vote-630x355

Evanston aldermen  will ask voters in November to adopt the first graduated real estate transfer tax in the state.

The proposal, from Alderman Ann Rainey, 8th Ward, was initially rejected by aldermen Monday night, but then adopted on a reconsideration vote after Rainey told her colleagues, “You had a chance to do something that wasn’t regressive, and you blew it.”

City staff had recommended increasing the existing flat-rate transfer tax from $5 to $7 per $1,000 of a property’s sale price — a 40 percent increase.

Rainey instead proposed keeping the tax the same for properties priced at less than $1.5 million, raising the tax to $7 per $1,000 for properties selling for between $1.5 million and $5 million, and increasing it to $9 per $1,000 for properties selling for more than $5 million.

Rainey said her plan would generate about a half million more in annual revenue for the city than the plan staff had recommended, adding that she didn’t want the majority of residential taxpayers to have to pay more than they do now.

Alderman Robin Rue Simmons, 5th Ward, said there’s no space for an increase in taxes for the average Evanston resident, that families and seniors are losing their homes and living in unacceptable conditions because of the city’s existing tax rates.

Rainey’s plan initially only drew support from Rue Simmons and Alderman Peter Braithwaite, 2nd Ward.

But after Alderman Cicely Fleming, 9th Ward, moved to reconsider the vote, it carried 5-3, with Aldermen Judy Fiske, 1st Ward; Melissa Wynne, 3rd Ward, and Eleanor Revelle, 7th Ward, voting against it.

Those lakefront wards have some of the city’s priciest homes whose owners likely would be hit by the progressive tax proposal.

Related stories

Could Evanston cut the property transfer tax for most? (7/22/18)

City staff calls for 40 percent hike in transfer tax (7/20/18)

Aldermen to discuss ‘progressive’ tax on property sales (7/5/18)

Bill Smith is the editor and publisher of Evanston Now.

Join the Conversation

1 Comment

  1. Impact on high end property values, revenue
    Here’s a possible scenario: if the tax hike gets approved, that may have a negative impact on the value of expensive properties.
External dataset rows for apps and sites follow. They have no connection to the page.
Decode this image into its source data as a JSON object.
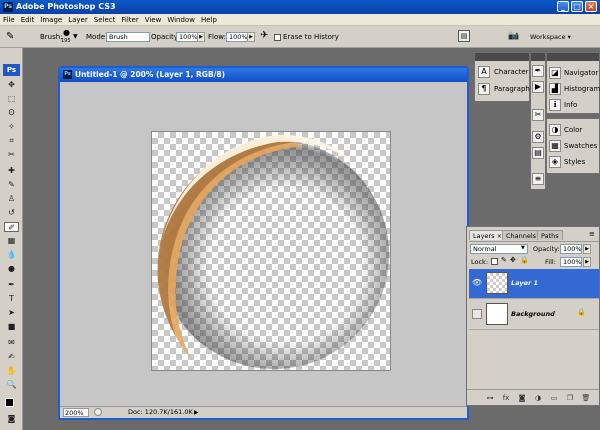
{
  "app": {
    "title": "Adobe Photoshop CS3",
    "logo": "Ps",
    "icon_text": "Ps"
  },
  "window_controls": {
    "minimize": "_",
    "maximize": "□",
    "close": "×"
  },
  "menu": [
    "File",
    "Edit",
    "Image",
    "Layer",
    "Select",
    "Filter",
    "View",
    "Window",
    "Help"
  ],
  "options": {
    "brush_label": "Brush:",
    "brush_size": "195",
    "mode_label": "Mode:",
    "mode_value": "Brush",
    "opacity_label": "Opacity:",
    "opacity_value": "100%",
    "flow_label": "Flow:",
    "flow_value": "100%",
    "erase_history_label": "Erase to History",
    "workspace_label": "Workspace ▾"
  },
  "document": {
    "title": "Untitled-1 @ 200% (Layer 1, RGB/8)",
    "zoom": "200%",
    "doc_info": "Doc: 120.7K/161.0K"
  },
  "panels": {
    "character_label": "Character",
    "paragraph_label": "Paragraph",
    "navigator_label": "Navigator",
    "histogram_label": "Histogram",
    "info_label": "Info",
    "color_label": "Color",
    "swatches_label": "Swatches",
    "styles_label": "Styles"
  },
  "layers_panel": {
    "tabs": [
      "Layers ×",
      "Channels",
      "Paths"
    ],
    "blend_mode": "Normal",
    "opacity_label": "Opacity:",
    "opacity_value": "100%",
    "lock_label": "Lock:",
    "fill_label": "Fill:",
    "fill_value": "100%",
    "layers": [
      {
        "name": "Layer 1",
        "selected": true
      },
      {
        "name": "Background",
        "selected": false
      }
    ]
  },
  "colors": {
    "titlebar": "#0a4fc4",
    "accent_selected": "#3469d4",
    "workspace": "#6b6b6b"
  }
}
Which they decreases the average sale price during the triennial review, thereby reducing the assessed values for properties closer to the lake, and thereby requiring Evanston to raise it’s tax rate on all properties if it wants to stay revenue neutral. So, the plan to “tax the rich” backfires and the burden to make up the shortfall falls on everybody. Not saying the shove scenario will definitely occur, but it’s certainly plausible and I don’t think the alderman (and most voters) consider the unintended consequences.
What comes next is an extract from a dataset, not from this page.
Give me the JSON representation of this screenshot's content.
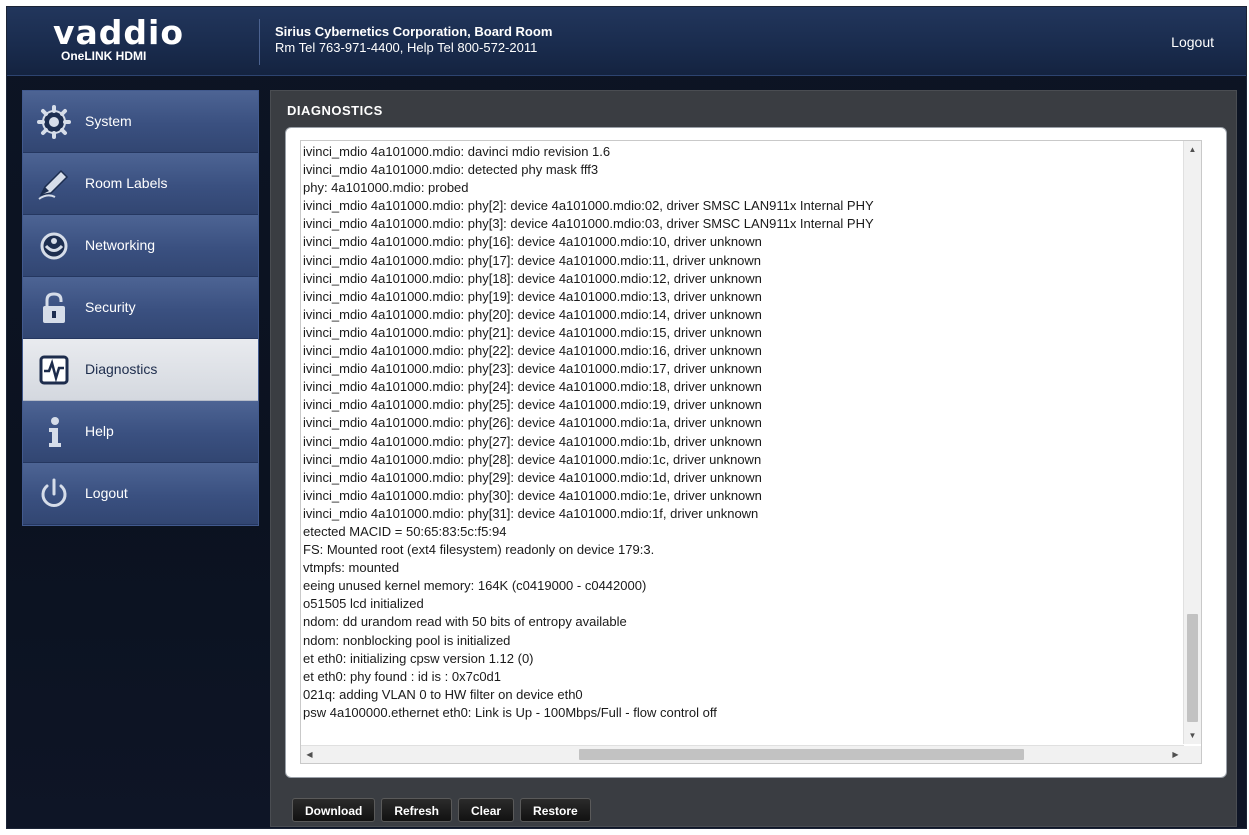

    Furthermore, it’s not like those selling expensive homes are paying they same as cheaper homes. They have to pay a rate per every $1k of value and thus pay significantly more. Also, will these thresholds be tied to inflation or is it conceivable they’d be the same 20+ years from now? I assume they will not be.

    As somebody who lives in a home that is a small fraction of the first threshold and won’t be affected personally by the increase (with the caveat states above), I still will not support the measure of obscene taxes on some Evanstonians. I don’t understand why Evanston is so determined to discourage wealthy people to live here. They already provide huge sources of revenue through the very high propoerty taxes. I support policies that benefit all types of Evanston residents and make Evanston an appealing and attractive place to live. And I don’t believe this policy does that and thus will be voting against the increase.

Leave a comment
The goal of our comment policy is to make the comments section a vibrant yet civil space. Treat each other with respect — even the people you disagree with. Whenever possible, provide links to credible documentary evidence to back up your factual claims.

Your email address will not be published. Required fields are marked *